Physical exercise and music can both improve brain health
June Smedley, the fitness program director at University Living, visited the radio program this past weekend. We learned more reasons why taking care of yourself has to include physical exercise. University Living is an assisted living senior community that really understand the benefits of physical activity.
June focused on her experience with their residents who have memory impairment. She has seen personally how exercise has helped these people almost immediately. The aerobic activity helps because of the increased circulation to the brain. The coordination required for exercise promotes additional mental stimulation.
While there are lots of equipment choices for exercise, June favors the Nu-Step machines for their residents. It’s easy to get on and off, it’s simple and safe, and easy to use on your own (and it’s built by an Ann Arbor company!).
Assisted living communities have evolved so much, they are not the nursing home facilities where our grandmothers may have lived. June talked about all the fun and interesting activities at University Living.
Many older adults aren't taking good care of themselves living alone at home. They may also be isolated with minimal companionship. At a senior community, families can ensure their loved ones get proper care and enjoy the benefits of social interactions with fellow residents.
June encourages families to visit senior communities and experience what they are really like. Ask about the activities offered, the quality and variety of activities is important. It's really neat that June’s mom has lived at University Living for almost two years. She seems really happy there, and June said she loves the Nu-Step.
To hear our 13-minute talk, click the audio link:
To get in touch with June or University Living, call 734-669-3030, or visit their website univliving.com.
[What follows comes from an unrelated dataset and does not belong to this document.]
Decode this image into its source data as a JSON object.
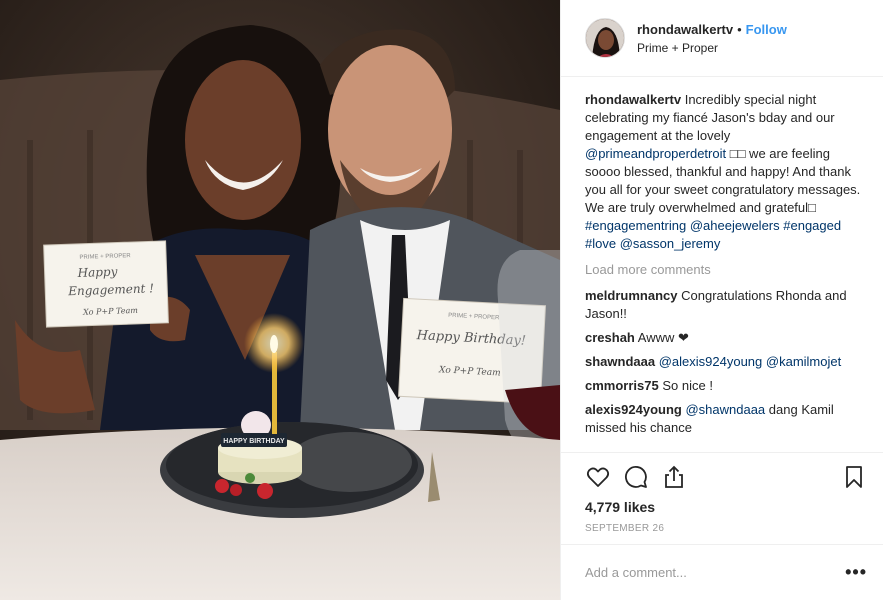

Photos by Sheila Doeden
Dr. Terra Merrill joined us next on the show. Dr. Merrill is a professor of Music Therapy at Eastern Michigan University. Music is an allied health profession and music therapists are board certified. Music therapy addresses “a whole range of holistic needs — physical, emotional, cognitive, and social”.
Dr. Merrill is such a wonderful advocate for music emphasizing the many benefits it provides. She talked about the science available now supporting music therapy. MRI scans show how music stimulates and increases brain activity. To optimize the benefits it's best to be actively involved and play an instrument.
Studies also show that just listening to music has social and mood benefits and reduces stress. Dr. Merrill encourages people to bring music into their lives, especially the music of their preference, music you know and enjoy.
She spoke of a group she is working with that has Parkinson’s disease. Just last week she played music they all knew, and it clearly helped all their physical movements and they all sang along.
Dr. Merrill brought her guitar to the studio and treated us to some live music. Speaking of familiar music, she played Sonny and Cher’s “I Got You Babe”, and even had us singing along, definitely a first for our show. She is quite the talented singer and guitar player, clearly very useful in her profession.
More recently Dr. Merrill has been using musical chants in her musical therapy, and she played an example. These are repetitive affirmations that are easy to sing along to. She asks her patients to sing whatever they want to, what is relevant to them.
To listen to this 13-minute discussion, click the audio link:
To get in touch with Dr. Merrill, call 734-487-0198, or go to the website emich.edu/music/therapycenter.
Alan Caldwell and Sheila Doeden co-host Everything Elderly every Saturday morning at 8:30 on 1290 WLBY. In their day jobs, Alan and Sheila co-own and co-manage Senior Helpers, providing in-home care services, primarily to the elderly. Both can be contacted at email@example.com, or at 734-927-3111.